» What is expected:
Within the material below, count how many lines contain "ELEVAGE". Answer with only that number.

» Study material:
•••••

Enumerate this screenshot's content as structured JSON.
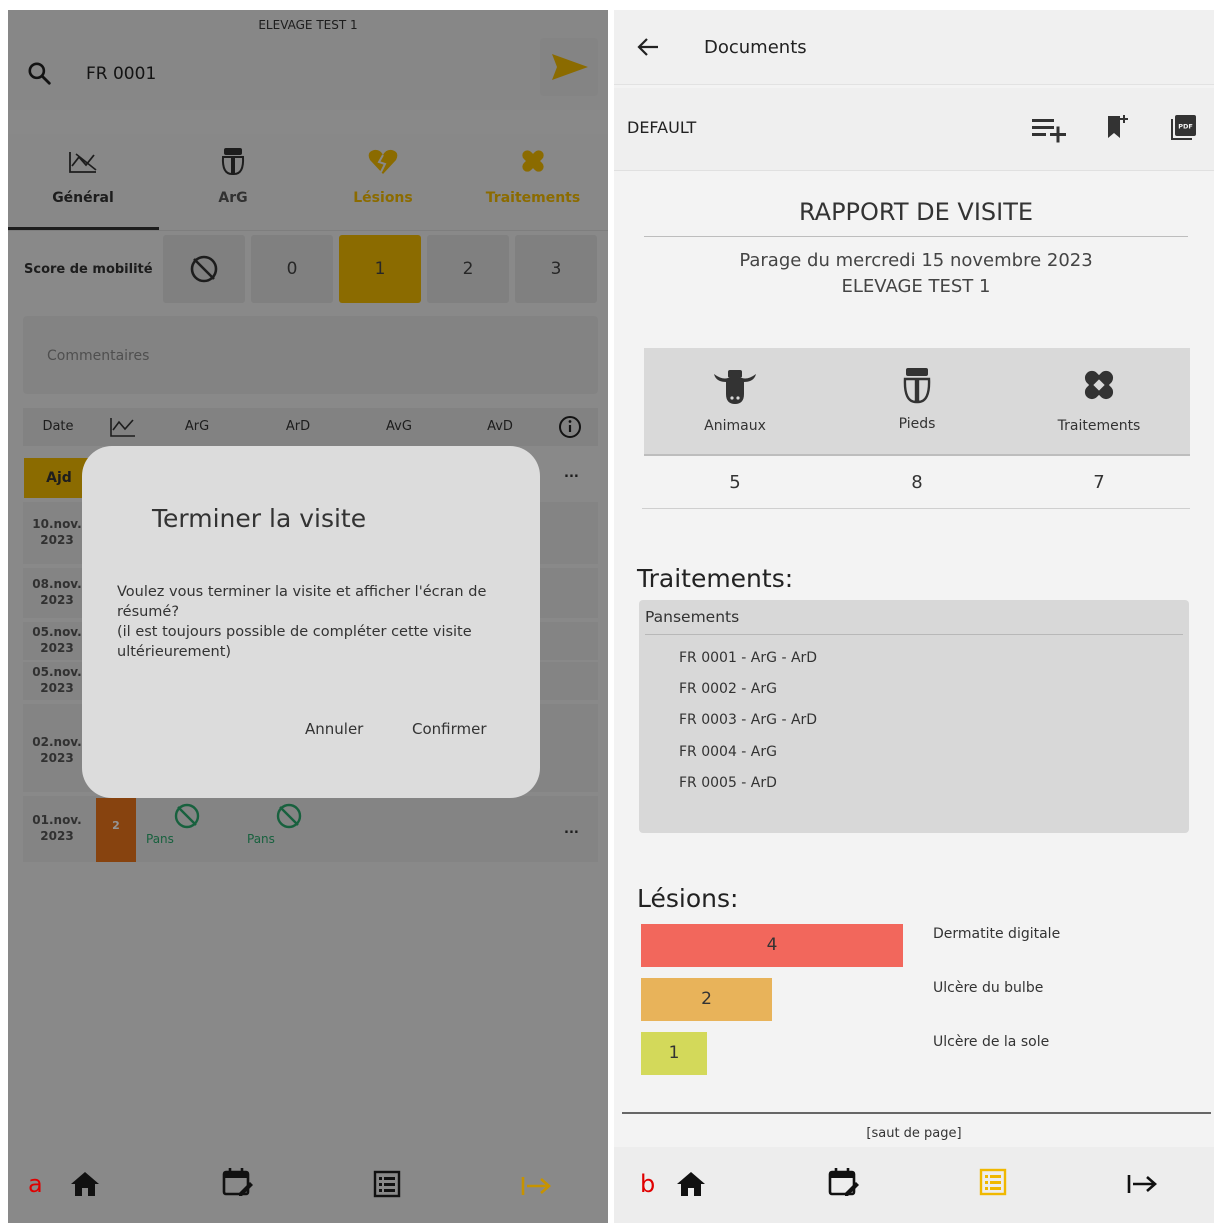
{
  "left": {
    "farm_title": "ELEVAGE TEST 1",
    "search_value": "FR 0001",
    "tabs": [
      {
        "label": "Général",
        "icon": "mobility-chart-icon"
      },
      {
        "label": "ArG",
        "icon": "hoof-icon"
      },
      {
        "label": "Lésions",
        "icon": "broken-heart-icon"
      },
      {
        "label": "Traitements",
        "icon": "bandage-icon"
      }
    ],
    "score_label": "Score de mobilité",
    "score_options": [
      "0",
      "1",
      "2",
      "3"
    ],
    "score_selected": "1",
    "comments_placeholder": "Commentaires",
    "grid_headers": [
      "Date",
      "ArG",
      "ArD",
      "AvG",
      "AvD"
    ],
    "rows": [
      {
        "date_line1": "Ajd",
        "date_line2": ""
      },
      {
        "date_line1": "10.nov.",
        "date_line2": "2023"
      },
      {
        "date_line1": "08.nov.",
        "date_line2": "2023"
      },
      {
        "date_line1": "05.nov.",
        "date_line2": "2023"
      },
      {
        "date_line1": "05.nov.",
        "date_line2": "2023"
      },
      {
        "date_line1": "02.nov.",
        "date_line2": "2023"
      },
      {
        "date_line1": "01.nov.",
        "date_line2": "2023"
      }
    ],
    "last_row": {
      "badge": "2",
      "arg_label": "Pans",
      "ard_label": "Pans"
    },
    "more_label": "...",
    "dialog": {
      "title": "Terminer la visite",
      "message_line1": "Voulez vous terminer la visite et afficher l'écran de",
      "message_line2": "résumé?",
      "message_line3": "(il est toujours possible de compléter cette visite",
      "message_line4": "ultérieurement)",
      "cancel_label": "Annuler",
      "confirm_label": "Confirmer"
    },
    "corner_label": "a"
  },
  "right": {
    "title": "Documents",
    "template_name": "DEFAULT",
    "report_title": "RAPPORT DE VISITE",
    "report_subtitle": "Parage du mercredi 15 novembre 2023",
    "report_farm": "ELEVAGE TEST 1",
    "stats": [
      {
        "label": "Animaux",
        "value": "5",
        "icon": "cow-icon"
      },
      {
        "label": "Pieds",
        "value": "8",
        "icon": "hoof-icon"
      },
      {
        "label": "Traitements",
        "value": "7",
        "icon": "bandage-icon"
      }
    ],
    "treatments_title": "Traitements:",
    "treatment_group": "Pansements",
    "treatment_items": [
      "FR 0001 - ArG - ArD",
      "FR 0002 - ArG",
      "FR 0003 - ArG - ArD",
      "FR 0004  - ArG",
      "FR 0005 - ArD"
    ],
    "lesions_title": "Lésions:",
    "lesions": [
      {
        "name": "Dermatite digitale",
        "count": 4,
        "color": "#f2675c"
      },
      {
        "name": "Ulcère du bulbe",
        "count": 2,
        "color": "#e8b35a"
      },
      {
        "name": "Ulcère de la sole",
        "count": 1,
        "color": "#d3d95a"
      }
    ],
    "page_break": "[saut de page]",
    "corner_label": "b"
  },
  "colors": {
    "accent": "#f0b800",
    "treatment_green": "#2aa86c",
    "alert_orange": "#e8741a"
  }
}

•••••

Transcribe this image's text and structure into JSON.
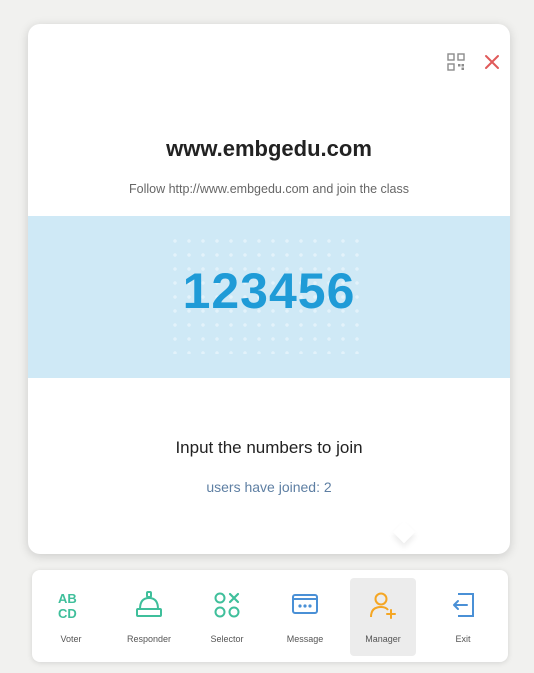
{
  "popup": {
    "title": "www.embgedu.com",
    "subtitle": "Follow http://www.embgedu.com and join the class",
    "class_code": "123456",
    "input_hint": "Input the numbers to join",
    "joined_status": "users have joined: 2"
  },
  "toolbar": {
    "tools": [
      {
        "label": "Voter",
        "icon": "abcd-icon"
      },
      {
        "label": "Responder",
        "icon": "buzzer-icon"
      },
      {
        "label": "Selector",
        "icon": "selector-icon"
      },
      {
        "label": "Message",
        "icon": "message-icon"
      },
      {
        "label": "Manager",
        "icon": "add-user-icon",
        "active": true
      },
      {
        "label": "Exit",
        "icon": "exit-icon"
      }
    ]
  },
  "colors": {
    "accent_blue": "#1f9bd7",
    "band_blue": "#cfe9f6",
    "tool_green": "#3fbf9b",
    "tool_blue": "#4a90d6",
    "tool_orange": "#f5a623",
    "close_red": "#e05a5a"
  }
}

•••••

» Response area:
2